  • INFINITAS_DB_PORT defaults to 5432
  • INFINITAS_DB_NAME defaults to infinitas
  • INFINITAS_DB_USER defaults to infinitas
  • INFINITAS_DB_PWD defaults to infinitas

You can also set the port used by Infinitas through INFINITAS_PORT.

const Infinitas = require('infinitas')
    
var infinitas = new Infinitas()
 
var task = {
  name: 'myTaskName',
  schedule: '*/15 * * * *',
  timeout: 60000 // timeout in milliseconds
}
 
infinitas.schedule(task, function(err) {
  // jobs for that task will be created every minute and every hour
})
 
// Here is how you declare your business logic
infinitas.addProcessor(task.name, function(job) {
  // task business logic here...
 
  job.on('timeout', (taskTimeoutValue) => {
    // The job timed-out
    // Note that because this event, job.done(), and job.fail() are all
    //   asynchronous there is no guarantee that the timeout event will fire
    //   before you call job.done() or job.fail().
    // Regardless of a job timeout status, job.log() will continue to log
    //   your messages.
  })
  
  // log information related to the job
  // An optional callback will catch transmission errors to the server.
  // If no callback is used, errors are ignored
  job.log('A Fox once saw a Crow...')
 
  // when the task is finished, call this.done()
  job.done((err) => {
    // err is non null when:
    //   - infinitas server cannot be contacted (err.code = 'server_unreachable')
    //   - the job has already timed out (err.code = 'job_timed_out')
    //   - job.done() was already called (err.code = 'job_done')
    //   - job.fail() was previously called (err.code = 'job_failed')
  })
      
  // or if it failed, you can call this.fail()
  job.fail((err) => {
    // err is non null when:
    //   - infinitas server cannot be contacted (err.code = 'server_unreachable')
    //   - the job has already timed out (err.code = 'job_timed_out')
    //   - job.fail() was already called (err.code = 'job_failed')
    //   - job.done() was previously called (err.code = 'job_done')
  })
 
 
  // Note that you cannot log messages after calling either job.done() or
  //   job.fail()
  job.log('A Fox once saw a Crow...') // this will throw an error
 
})

Objects

As an Infinitas consumer, you will be defining Tasks and Processors.
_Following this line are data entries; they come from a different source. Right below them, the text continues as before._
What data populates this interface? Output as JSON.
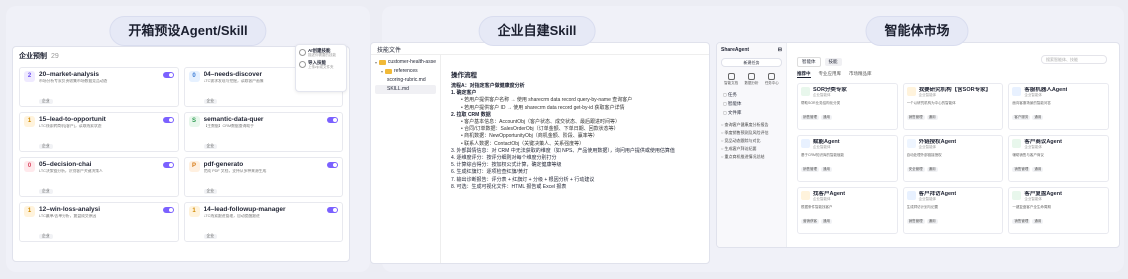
{
  "panels": {
    "left_title": "开箱预设Agent/Skill",
    "middle_title": "企业自建Skill",
    "right_title": "智能体市场"
  },
  "skills": {
    "header": "企业预制",
    "count": "29",
    "float_items": [
      {
        "title": "AI创建技能",
        "sub": "描述你需要的技能"
      },
      {
        "title": "导入技能",
        "sub": "上传zip或文件夹"
      }
    ],
    "cards": [
      {
        "num": "2",
        "title": "20–market-analysis",
        "desc": "市场分析专家负责收集市场数据竞品动态",
        "tag": "企业"
      },
      {
        "num": "0",
        "title": "04–needs-discover",
        "desc": "LTC需求发现与挖掘，读取客户画像",
        "tag": "企业"
      },
      {
        "num": "1",
        "title": "15–lead-to-opportunit",
        "desc": "LTC线索转商机(客户)，读取线索状态",
        "tag": "企业"
      },
      {
        "num": "S",
        "title": "semantic-data-quer",
        "desc": "【主数据】CRM数据查询助手",
        "tag": "企业"
      },
      {
        "num": "0",
        "title": "05–decision-chai",
        "desc": "LTC决策链分析，识别客户关键决策人",
        "tag": "企业"
      },
      {
        "num": "P",
        "title": "pdf-generato",
        "desc": "完成 PDF 文档，支持从多种来源生成",
        "tag": "企业"
      },
      {
        "num": "1",
        "title": "12–win-loss-analysi",
        "desc": "LTC赢单/丢单分析，复盘成交原因",
        "tag": "企业"
      },
      {
        "num": "1",
        "title": "14–lead-followup-manager",
        "desc": "LTC线索跟进管理，自动提醒跟进",
        "tag": "企业"
      }
    ]
  },
  "files": {
    "header": "技能文件",
    "tree": [
      {
        "label": "customer-health-asse",
        "kind": "folder"
      },
      {
        "label": "references",
        "kind": "folder"
      },
      {
        "label": "scoring-rubric.md",
        "kind": "file"
      },
      {
        "label": "SKILL.md",
        "kind": "file"
      }
    ],
    "doc_title": "操作流程",
    "lines": [
      {
        "t": "流程A：对指定客户做健康度分析",
        "k": "b"
      },
      {
        "t": "1. 确定客户",
        "k": "b"
      },
      {
        "t": "若用户提供客户名称 → 使用 sharecrm data record query-by-name 查询客户",
        "k": "s"
      },
      {
        "t": "若用户提供客户 ID → 使用 sharecrm data record get-by-id 获取客户详情",
        "k": "s"
      },
      {
        "t": "2. 拉取 CRM 数据",
        "k": "b"
      },
      {
        "t": "客户基本信息：AccountObj（客户状态、成交状态、最后跟进时间等）",
        "k": "s"
      },
      {
        "t": "合同/订单数据：SalesOrderObj（订单金额、下单日期、回款状态等）",
        "k": "s"
      },
      {
        "t": "商机数据：NewOpportunityObj（商机金额、阶段、赢率等）",
        "k": "s"
      },
      {
        "t": "联系人数据：ContactObj（关键决策人、关系强度等）",
        "k": "s"
      },
      {
        "t": "3. 外部舆情信息：对 CRM 中无法获取的维度（如 NPS、产品使用数据），询问用户提供或使用估算值",
        "k": "n"
      },
      {
        "t": "4. 逐维度评分：按评分细则对每个维度分别打分",
        "k": "n"
      },
      {
        "t": "5. 计算综合得分：按加权公式计算，确定健康等级",
        "k": "n"
      },
      {
        "t": "6. 生成红旗灯：逐项检查红旗/黄灯",
        "k": "n"
      },
      {
        "t": "7. 输出诊断报告：评分表 + 红旗灯 + 分级 + 根因分析 + 行动建议",
        "k": "n"
      },
      {
        "t": "8. 可选：生成可视化文件：HTML 报告或 Excel 报表",
        "k": "n"
      }
    ]
  },
  "market": {
    "brand": "ShareAgent",
    "new_task": "新建任务",
    "quick": [
      "智能文档",
      "数据分析",
      "任务中心"
    ],
    "nav": [
      "任务",
      "智能体",
      "文件库"
    ],
    "history": [
      "查询客户健康度分析报告",
      "季度销售预测及风险评估",
      "竞品动态跟踪与对比",
      "生成客户拜访纪要",
      "重点商机推进情况总结"
    ],
    "top_tabs": [
      "智能体",
      "技能"
    ],
    "search_placeholder": "搜索智能体、技能",
    "sub_tabs": [
      "推荐中",
      "专业应用库",
      "市场精品库"
    ],
    "agents": [
      {
        "title": "SOR分类专家",
        "sub": "企业智能体",
        "desc": "帮助SOR业务结构化分类",
        "tags": [
          "销售管理",
          "通用"
        ],
        "color": "#e8f7ec"
      },
      {
        "title": "我要研究机构【含SOR专家】",
        "sub": "企业智能体",
        "desc": "一个以研究机构为中心的智能体",
        "tags": [
          "销售管理",
          "通用"
        ],
        "color": "#fff3dc"
      },
      {
        "title": "客服机器人Agent",
        "sub": "企业智能体",
        "desc": "面向客服场景的智能问答",
        "tags": [
          "客户服务",
          "通用"
        ],
        "color": "#e8f1ff"
      },
      {
        "title": "赋能Agent",
        "sub": "企业智能体",
        "desc": "基于CRM知识库的智能赋能",
        "tags": [
          "销售管理",
          "通用"
        ],
        "color": "#e8f1ff"
      },
      {
        "title": "外链授权Agent",
        "sub": "企业智能体",
        "desc": "自动处理外部链接授权",
        "tags": [
          "安全管理",
          "通用"
        ],
        "color": "#eef5ff"
      },
      {
        "title": "客户商议Agent",
        "sub": "企业智能体",
        "desc": "辅助销售与客户商议",
        "tags": [
          "销售管理",
          "通用"
        ],
        "color": "#e8f7ec"
      },
      {
        "title": "找客户Agent",
        "sub": "企业智能体",
        "desc": "根据条件智能找客户",
        "tags": [
          "营销获客",
          "通用"
        ],
        "color": "#fff3dc"
      },
      {
        "title": "客户拜访Agent",
        "sub": "企业智能体",
        "desc": "生成拜访计划与纪要",
        "tags": [
          "销售管理",
          "通用"
        ],
        "color": "#e8f1ff"
      },
      {
        "title": "客户复盘Agent",
        "sub": "企业智能体",
        "desc": "一键复盘客户全生命周期",
        "tags": [
          "销售管理",
          "通用"
        ],
        "color": "#e8f7ec"
      }
    ]
  },
  "colors": {
    "accent": "#7b61ff",
    "panel_bg": "#f0f1f8",
    "page_bg": "#ecedf4"
  }
}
At a specific time or interval, a Task is sent as a Job to a Processor.

Tasks

A task has the following properties:

Property -sub Type Description
name string each task is uniquely identifiable through a name within the system
lastJob * Object an object representing the last triggered job
id string the unique identifier of the last triggered job
date Date represents the date of the last triggered job
status string one of "succeeded", "failed", "running"
lastFailure * Object an object representing the last failed job. Attributes same as above
lastSuccess * Object an object representing the last successful job. Attributes same as above
schedule string CRON-like schedule

Properties with a * are read only.
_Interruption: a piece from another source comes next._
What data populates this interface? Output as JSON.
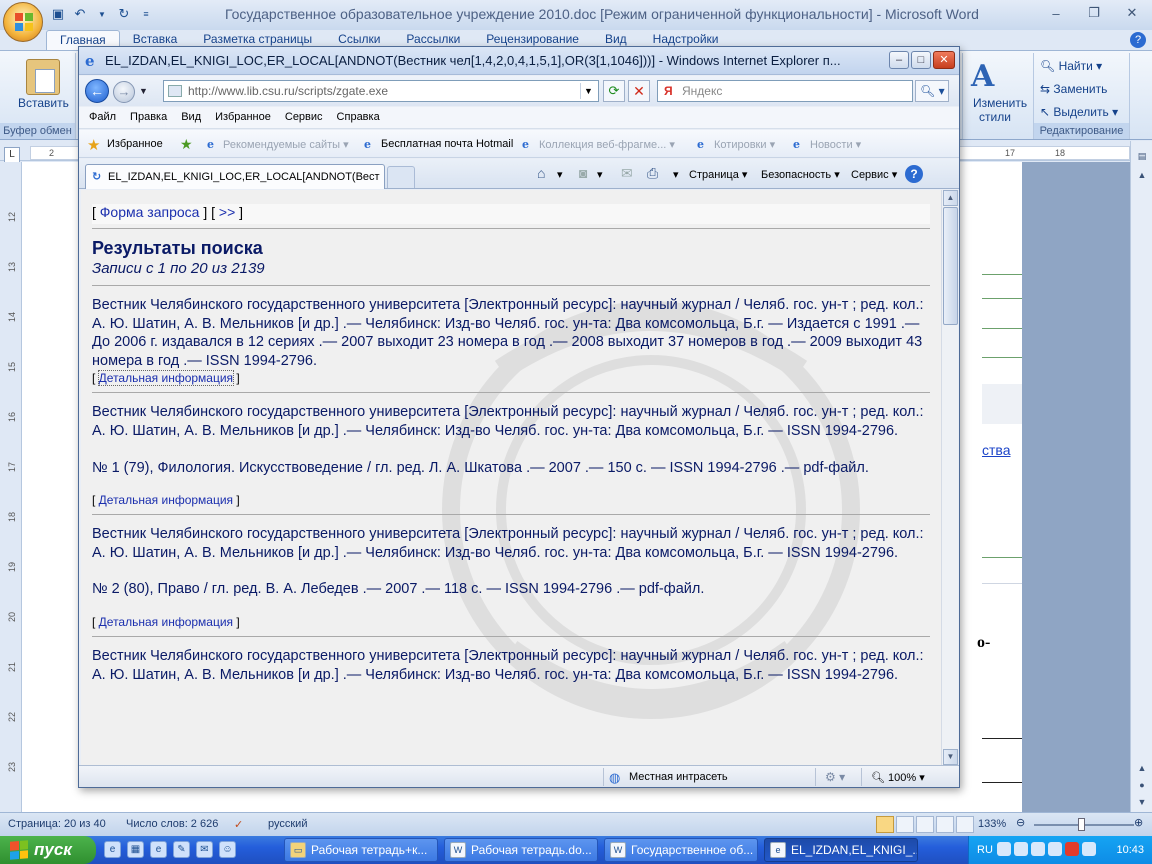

Job

Processor

Multiple clients

NOT SUPPORTED YET !

The above quick start runs a single client and a single Infinitas server in the local process. If you want multiple clients to concurrently run tasks, Infinitas can be used by multiple clients.

In that configuration, each client opens a websocket connection to the server. Job allocation to clients is round-robin.

On each client:

  const Infinitas = require('infinitas')
    
  var infinitas = new Infinitas({
    server: 'wss://my-infinitas-server:3000'
  })
 
  infinitas.processor('myTaskName', function(job) {
    // do smthg
    job.done()
  })

If no processor is active, the server will retry after 1, 10 and 30 seconds.

To start the server, download infinitas and run npm start. Our goal is to provide a deb package but that work is still in progress.

Database

Infinitas creates and maintain its own tables. Migrations are run when the server is started. All tables are prefixed with infinitas_ to prevent conflicting with other database users.